In Latin America. metallic ores are abundant and diverse. However, few metal-tolerant and metal hyperaccumulator plants have been reported in the region in comparison with other areas of the world. This may be largely explained by the scarcity of scientific studies of the native vegetation growing on natural mineralized or metal-contaminated areas and the unfrequent use of biogeochemical prospecting techniques by the local mining industry, rather than the proven absence of these plants. Latin America is, however, an area where metal-tolerant and hyperaccumulator plants (metallophytes) should be found, not only because of the wealth of ore deposits and associated metal polluted areas. but also due to its high and unique plant diversity. If plant formations developed over natural mineral outcrops are not evaluated before ore extraction, we can loose key metal tolerant species and/or genotypes (ecotypes) forever which may be useful for the mitigation of environmental problems generated by the mining industry itself (e.g., phytoextraction, phytostabilization, and phytomining).

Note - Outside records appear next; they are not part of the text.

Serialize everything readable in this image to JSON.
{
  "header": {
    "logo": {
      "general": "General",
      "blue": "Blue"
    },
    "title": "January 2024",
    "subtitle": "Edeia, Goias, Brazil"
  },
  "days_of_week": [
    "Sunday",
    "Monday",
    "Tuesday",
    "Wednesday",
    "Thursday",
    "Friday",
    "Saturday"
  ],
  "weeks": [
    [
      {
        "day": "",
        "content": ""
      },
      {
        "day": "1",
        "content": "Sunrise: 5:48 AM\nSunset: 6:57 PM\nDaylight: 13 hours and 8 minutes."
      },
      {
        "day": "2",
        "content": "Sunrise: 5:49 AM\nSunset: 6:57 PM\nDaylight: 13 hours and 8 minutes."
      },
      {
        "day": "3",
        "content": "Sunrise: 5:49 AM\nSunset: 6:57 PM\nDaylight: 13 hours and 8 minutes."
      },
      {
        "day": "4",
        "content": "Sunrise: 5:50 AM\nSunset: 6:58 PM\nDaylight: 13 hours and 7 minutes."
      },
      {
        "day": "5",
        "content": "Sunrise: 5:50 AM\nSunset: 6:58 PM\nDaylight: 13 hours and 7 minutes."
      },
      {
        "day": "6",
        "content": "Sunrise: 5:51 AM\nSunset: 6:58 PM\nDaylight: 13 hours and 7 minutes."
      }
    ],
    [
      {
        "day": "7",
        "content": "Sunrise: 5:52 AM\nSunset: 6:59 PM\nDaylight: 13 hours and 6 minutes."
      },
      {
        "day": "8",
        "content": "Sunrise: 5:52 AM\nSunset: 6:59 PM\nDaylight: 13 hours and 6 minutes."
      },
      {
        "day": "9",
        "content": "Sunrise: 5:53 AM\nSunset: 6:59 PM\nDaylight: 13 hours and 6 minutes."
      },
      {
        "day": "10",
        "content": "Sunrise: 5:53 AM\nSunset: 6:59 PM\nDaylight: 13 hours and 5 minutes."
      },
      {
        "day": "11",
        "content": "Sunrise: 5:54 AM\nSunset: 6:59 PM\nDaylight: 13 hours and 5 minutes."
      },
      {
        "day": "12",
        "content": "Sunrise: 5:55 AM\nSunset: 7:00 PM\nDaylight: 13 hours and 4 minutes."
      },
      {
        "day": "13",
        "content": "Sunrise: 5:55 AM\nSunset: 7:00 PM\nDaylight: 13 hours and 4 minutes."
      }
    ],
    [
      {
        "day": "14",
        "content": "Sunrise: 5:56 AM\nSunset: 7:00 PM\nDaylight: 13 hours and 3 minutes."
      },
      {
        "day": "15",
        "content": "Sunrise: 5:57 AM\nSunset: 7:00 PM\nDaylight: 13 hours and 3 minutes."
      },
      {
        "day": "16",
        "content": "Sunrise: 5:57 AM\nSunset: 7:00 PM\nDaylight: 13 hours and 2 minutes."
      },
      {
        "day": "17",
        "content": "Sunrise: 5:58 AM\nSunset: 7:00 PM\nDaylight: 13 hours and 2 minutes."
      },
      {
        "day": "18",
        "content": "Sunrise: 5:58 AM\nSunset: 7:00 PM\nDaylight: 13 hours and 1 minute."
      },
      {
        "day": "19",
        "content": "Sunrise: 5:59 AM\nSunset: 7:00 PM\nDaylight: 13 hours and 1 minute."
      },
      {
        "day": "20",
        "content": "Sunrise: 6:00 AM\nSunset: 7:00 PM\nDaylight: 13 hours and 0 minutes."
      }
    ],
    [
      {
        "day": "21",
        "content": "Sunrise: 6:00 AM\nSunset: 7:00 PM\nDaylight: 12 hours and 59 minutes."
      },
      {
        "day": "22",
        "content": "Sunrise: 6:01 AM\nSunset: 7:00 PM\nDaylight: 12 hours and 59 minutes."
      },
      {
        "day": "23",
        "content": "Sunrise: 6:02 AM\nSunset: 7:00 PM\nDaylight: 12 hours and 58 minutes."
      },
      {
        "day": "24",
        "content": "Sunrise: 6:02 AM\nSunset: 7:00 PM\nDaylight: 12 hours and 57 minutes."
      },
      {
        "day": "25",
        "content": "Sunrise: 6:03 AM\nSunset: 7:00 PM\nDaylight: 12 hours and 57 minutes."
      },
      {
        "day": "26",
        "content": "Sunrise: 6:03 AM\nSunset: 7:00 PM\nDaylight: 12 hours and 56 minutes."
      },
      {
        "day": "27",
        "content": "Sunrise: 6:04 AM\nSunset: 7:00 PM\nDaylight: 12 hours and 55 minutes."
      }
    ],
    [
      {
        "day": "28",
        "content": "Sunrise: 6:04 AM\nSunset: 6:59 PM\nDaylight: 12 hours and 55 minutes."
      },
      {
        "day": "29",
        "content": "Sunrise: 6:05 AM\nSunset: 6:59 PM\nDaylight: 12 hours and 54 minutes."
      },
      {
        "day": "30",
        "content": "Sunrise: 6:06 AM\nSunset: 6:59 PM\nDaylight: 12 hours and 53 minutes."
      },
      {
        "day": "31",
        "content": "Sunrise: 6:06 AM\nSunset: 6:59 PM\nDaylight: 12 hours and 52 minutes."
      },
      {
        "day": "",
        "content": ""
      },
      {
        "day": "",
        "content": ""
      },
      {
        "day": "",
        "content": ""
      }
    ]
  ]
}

Ginocchio, R., & Baker, A. J. M. (2004). Metallophytes in Latin America: A remarkable biological and genetic resource scarcely known and studied in the region. Revista Chilena de Historia Natural. Sociedad de Biologia de Chile. https://doi.org/10.4067/S0716-078X2004000100014